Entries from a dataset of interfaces
....
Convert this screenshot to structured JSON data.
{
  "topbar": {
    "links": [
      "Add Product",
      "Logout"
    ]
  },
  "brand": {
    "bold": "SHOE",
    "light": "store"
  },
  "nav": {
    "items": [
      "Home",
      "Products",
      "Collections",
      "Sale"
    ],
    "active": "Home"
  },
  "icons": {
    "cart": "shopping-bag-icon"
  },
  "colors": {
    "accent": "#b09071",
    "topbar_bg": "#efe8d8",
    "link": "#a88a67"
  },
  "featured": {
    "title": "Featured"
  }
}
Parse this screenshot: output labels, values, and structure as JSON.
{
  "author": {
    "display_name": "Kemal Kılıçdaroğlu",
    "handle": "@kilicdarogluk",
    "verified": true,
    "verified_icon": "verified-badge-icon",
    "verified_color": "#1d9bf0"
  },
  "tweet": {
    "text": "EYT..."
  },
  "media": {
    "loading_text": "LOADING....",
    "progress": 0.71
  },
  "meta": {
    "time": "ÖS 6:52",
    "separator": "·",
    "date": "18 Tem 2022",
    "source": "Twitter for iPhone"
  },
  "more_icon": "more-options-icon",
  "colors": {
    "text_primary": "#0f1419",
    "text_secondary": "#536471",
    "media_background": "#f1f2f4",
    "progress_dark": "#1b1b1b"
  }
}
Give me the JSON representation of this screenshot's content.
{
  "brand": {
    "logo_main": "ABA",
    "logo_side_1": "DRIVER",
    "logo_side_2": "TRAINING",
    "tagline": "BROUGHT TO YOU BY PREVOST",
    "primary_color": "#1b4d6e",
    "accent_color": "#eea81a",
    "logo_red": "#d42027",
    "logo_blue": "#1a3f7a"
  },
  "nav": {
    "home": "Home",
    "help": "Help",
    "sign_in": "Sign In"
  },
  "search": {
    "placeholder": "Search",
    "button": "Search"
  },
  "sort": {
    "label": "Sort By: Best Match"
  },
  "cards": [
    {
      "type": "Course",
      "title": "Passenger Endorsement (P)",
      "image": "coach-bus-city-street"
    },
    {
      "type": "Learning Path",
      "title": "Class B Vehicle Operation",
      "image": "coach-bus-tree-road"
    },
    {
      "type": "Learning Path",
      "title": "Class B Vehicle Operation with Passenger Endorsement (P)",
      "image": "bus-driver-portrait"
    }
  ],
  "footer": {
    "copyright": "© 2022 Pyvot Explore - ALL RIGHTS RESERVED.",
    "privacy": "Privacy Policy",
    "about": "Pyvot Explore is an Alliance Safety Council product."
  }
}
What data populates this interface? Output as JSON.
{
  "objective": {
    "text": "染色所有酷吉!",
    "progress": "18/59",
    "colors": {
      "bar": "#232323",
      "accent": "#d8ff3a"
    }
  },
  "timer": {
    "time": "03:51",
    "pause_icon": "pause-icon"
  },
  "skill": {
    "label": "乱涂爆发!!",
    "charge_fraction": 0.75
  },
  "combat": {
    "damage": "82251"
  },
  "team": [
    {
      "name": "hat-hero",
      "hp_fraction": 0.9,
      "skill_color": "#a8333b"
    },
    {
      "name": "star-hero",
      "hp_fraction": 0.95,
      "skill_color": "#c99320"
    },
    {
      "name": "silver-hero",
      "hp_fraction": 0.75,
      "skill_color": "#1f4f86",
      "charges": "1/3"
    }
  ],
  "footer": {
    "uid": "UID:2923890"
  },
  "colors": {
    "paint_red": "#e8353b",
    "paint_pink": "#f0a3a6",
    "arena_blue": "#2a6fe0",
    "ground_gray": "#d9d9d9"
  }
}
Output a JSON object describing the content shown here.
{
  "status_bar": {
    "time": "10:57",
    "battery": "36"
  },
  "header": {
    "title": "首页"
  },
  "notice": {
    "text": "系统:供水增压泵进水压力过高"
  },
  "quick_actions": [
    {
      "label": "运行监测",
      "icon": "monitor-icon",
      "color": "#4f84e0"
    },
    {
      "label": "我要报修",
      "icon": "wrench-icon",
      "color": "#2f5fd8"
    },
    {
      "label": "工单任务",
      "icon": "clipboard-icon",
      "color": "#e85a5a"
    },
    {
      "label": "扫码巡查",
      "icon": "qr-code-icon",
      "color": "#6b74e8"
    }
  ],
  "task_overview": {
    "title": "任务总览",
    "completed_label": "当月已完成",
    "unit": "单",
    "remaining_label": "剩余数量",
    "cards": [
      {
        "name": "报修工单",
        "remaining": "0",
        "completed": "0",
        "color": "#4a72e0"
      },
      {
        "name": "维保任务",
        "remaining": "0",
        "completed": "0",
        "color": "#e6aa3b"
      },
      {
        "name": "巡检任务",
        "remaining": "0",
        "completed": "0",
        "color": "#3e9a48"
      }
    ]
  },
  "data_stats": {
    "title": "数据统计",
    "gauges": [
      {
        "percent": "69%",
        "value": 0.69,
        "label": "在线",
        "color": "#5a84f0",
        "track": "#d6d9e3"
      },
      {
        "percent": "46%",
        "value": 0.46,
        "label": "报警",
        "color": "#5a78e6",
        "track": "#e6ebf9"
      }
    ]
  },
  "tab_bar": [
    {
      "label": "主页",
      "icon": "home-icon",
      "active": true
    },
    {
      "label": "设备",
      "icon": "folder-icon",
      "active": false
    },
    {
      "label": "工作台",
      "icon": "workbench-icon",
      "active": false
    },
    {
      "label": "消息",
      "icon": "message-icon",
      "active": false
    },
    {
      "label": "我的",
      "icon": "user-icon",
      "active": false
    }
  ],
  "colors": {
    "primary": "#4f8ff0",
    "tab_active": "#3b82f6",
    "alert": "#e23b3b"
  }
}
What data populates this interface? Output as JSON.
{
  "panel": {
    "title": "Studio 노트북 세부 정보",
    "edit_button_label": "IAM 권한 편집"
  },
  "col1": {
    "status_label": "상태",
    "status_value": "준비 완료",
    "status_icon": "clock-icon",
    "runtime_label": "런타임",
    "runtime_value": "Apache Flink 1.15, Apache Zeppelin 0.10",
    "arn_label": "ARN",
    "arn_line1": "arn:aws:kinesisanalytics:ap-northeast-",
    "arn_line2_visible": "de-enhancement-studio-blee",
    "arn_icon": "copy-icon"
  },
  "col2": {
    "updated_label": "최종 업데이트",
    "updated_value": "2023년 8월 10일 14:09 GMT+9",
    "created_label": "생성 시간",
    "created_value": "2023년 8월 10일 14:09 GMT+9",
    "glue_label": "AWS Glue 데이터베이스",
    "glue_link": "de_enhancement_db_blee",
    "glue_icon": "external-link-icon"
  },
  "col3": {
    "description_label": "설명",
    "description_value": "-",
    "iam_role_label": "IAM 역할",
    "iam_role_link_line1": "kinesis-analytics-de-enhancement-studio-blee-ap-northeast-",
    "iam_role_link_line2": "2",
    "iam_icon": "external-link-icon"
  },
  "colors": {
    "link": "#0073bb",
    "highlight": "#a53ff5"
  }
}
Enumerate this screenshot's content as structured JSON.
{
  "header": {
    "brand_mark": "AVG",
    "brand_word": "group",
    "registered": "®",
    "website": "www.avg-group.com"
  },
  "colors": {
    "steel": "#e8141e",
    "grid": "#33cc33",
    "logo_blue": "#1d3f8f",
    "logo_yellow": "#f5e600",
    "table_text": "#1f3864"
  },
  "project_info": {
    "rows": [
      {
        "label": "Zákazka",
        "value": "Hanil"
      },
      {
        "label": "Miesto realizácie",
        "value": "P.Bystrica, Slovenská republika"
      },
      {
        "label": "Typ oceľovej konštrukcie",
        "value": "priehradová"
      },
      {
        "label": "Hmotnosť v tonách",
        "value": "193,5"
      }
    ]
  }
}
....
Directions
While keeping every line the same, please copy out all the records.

Task result
Convert this screenshot to structured JSON data.
{
  "topbar": {
    "links": [
      "Add Product",
      "Logout"
    ]
  },
  "brand": {
    "bold": "SHOE",
    "light": "store"
  },
  "nav": {
    "items": [
      "Home",
      "Products",
      "Collections",
      "Sale"
    ],
    "active": "Home"
  },
  "icons": {
    "cart": "shopping-bag-icon"
  },
  "colors": {
    "accent": "#b09071",
    "topbar_bg": "#efe8d8",
    "link": "#a88a67"
  },
  "featured": {
    "title": "Featured"
  }
}
Parse this screenshot: output labels, values, and structure as JSON.
{
  "author": {
    "display_name": "Kemal Kılıçdaroğlu",
    "handle": "@kilicdarogluk",
    "verified": true,
    "verified_icon": "verified-badge-icon",
    "verified_color": "#1d9bf0"
  },
  "tweet": {
    "text": "EYT..."
  },
  "media": {
    "loading_text": "LOADING....",
    "progress": 0.71
  },
  "meta": {
    "time": "ÖS 6:52",
    "separator": "·",
    "date": "18 Tem 2022",
    "source": "Twitter for iPhone"
  },
  "more_icon": "more-options-icon",
  "colors": {
    "text_primary": "#0f1419",
    "text_secondary": "#536471",
    "media_background": "#f1f2f4",
    "progress_dark": "#1b1b1b"
  }
}
Give me the JSON representation of this screenshot's content.
{
  "brand": {
    "logo_main": "ABA",
    "logo_side_1": "DRIVER",
    "logo_side_2": "TRAINING",
    "tagline": "BROUGHT TO YOU BY PREVOST",
    "primary_color": "#1b4d6e",
    "accent_color": "#eea81a",
    "logo_red": "#d42027",
    "logo_blue": "#1a3f7a"
  },
  "nav": {
    "home": "Home",
    "help": "Help",
    "sign_in": "Sign In"
  },
  "search": {
    "placeholder": "Search",
    "button": "Search"
  },
  "sort": {
    "label": "Sort By: Best Match"
  },
  "cards": [
    {
      "type": "Course",
      "title": "Passenger Endorsement (P)",
      "image": "coach-bus-city-street"
    },
    {
      "type": "Learning Path",
      "title": "Class B Vehicle Operation",
      "image": "coach-bus-tree-road"
    },
    {
      "type": "Learning Path",
      "title": "Class B Vehicle Operation with Passenger Endorsement (P)",
      "image": "bus-driver-portrait"
    }
  ],
  "footer": {
    "copyright": "© 2022 Pyvot Explore - ALL RIGHTS RESERVED.",
    "privacy": "Privacy Policy",
    "about": "Pyvot Explore is an Alliance Safety Council product."
  }
}
What data populates this interface? Output as JSON.
{
  "objective": {
    "text": "染色所有酷吉!",
    "progress": "18/59",
    "colors": {
      "bar": "#232323",
      "accent": "#d8ff3a"
    }
  },
  "timer": {
    "time": "03:51",
    "pause_icon": "pause-icon"
  },
  "skill": {
    "label": "乱涂爆发!!",
    "charge_fraction": 0.75
  },
  "combat": {
    "damage": "82251"
  },
  "team": [
    {
      "name": "hat-hero",
      "hp_fraction": 0.9,
      "skill_color": "#a8333b"
    },
    {
      "name": "star-hero",
      "hp_fraction": 0.95,
      "skill_color": "#c99320"
    },
    {
      "name": "silver-hero",
      "hp_fraction": 0.75,
      "skill_color": "#1f4f86",
      "charges": "1/3"
    }
  ],
  "footer": {
    "uid": "UID:2923890"
  },
  "colors": {
    "paint_red": "#e8353b",
    "paint_pink": "#f0a3a6",
    "arena_blue": "#2a6fe0",
    "ground_gray": "#d9d9d9"
  }
}
Output a JSON object describing the content shown here.
{
  "status_bar": {
    "time": "10:57",
    "battery": "36"
  },
  "header": {
    "title": "首页"
  },
  "notice": {
    "text": "系统:供水增压泵进水压力过高"
  },
  "quick_actions": [
    {
      "label": "运行监测",
      "icon": "monitor-icon",
      "color": "#4f84e0"
    },
    {
      "label": "我要报修",
      "icon": "wrench-icon",
      "color": "#2f5fd8"
    },
    {
      "label": "工单任务",
      "icon": "clipboard-icon",
      "color": "#e85a5a"
    },
    {
      "label": "扫码巡查",
      "icon": "qr-code-icon",
      "color": "#6b74e8"
    }
  ],
  "task_overview": {
    "title": "任务总览",
    "completed_label": "当月已完成",
    "unit": "单",
    "remaining_label": "剩余数量",
    "cards": [
      {
        "name": "报修工单",
        "remaining": "0",
        "completed": "0",
        "color": "#4a72e0"
      },
      {
        "name": "维保任务",
        "remaining": "0",
        "completed": "0",
        "color": "#e6aa3b"
      },
      {
        "name": "巡检任务",
        "remaining": "0",
        "completed": "0",
        "color": "#3e9a48"
      }
    ]
  },
  "data_stats": {
    "title": "数据统计",
    "gauges": [
      {
        "percent": "69%",
        "value": 0.69,
        "label": "在线",
        "color": "#5a84f0",
        "track": "#d6d9e3"
      },
      {
        "percent": "46%",
        "value": 0.46,
        "label": "报警",
        "color": "#5a78e6",
        "track": "#e6ebf9"
      }
    ]
  },
  "tab_bar": [
    {
      "label": "主页",
      "icon": "home-icon",
      "active": true
    },
    {
      "label": "设备",
      "icon": "folder-icon",
      "active": false
    },
    {
      "label": "工作台",
      "icon": "workbench-icon",
      "active": false
    },
    {
      "label": "消息",
      "icon": "message-icon",
      "active": false
    },
    {
      "label": "我的",
      "icon": "user-icon",
      "active": false
    }
  ],
  "colors": {
    "primary": "#4f8ff0",
    "tab_active": "#3b82f6",
    "alert": "#e23b3b"
  }
}
What data populates this interface? Output as JSON.
{
  "panel": {
    "title": "Studio 노트북 세부 정보",
    "edit_button_label": "IAM 권한 편집"
  },
  "col1": {
    "status_label": "상태",
    "status_value": "준비 완료",
    "status_icon": "clock-icon",
    "runtime_label": "런타임",
    "runtime_value": "Apache Flink 1.15, Apache Zeppelin 0.10",
    "arn_label": "ARN",
    "arn_line1": "arn:aws:kinesisanalytics:ap-northeast-",
    "arn_line2_visible": "de-enhancement-studio-blee",
    "arn_icon": "copy-icon"
  },
  "col2": {
    "updated_label": "최종 업데이트",
    "updated_value": "2023년 8월 10일 14:09 GMT+9",
    "created_label": "생성 시간",
    "created_value": "2023년 8월 10일 14:09 GMT+9",
    "glue_label": "AWS Glue 데이터베이스",
    "glue_link": "de_enhancement_db_blee",
    "glue_icon": "external-link-icon"
  },
  "col3": {
    "description_label": "설명",
    "description_value": "-",
    "iam_role_label": "IAM 역할",
    "iam_role_link_line1": "kinesis-analytics-de-enhancement-studio-blee-ap-northeast-",
    "iam_role_link_line2": "2",
    "iam_icon": "external-link-icon"
  },
  "colors": {
    "link": "#0073bb",
    "highlight": "#a53ff5"
  }
}
Enumerate this screenshot's content as structured JSON.
{
  "header": {
    "brand_mark": "AVG",
    "brand_word": "group",
    "registered": "®",
    "website": "www.avg-group.com"
  },
  "colors": {
    "steel": "#e8141e",
    "grid": "#33cc33",
    "logo_blue": "#1d3f8f",
    "logo_yellow": "#f5e600",
    "table_text": "#1f3864"
  },
  "project_info": {
    "rows": [
      {
        "label": "Zákazka",
        "value": "Hanil"
      },
      {
        "label": "Miesto realizácie",
        "value": "P.Bystrica, Slovenská republika"
      },
      {
        "label": "Typ oceľovej konštrukcie",
        "value": "priehradová"
      },
      {
        "label": "Hmotnosť v tonách",
        "value": "193,5"
      }
    ]
  }
}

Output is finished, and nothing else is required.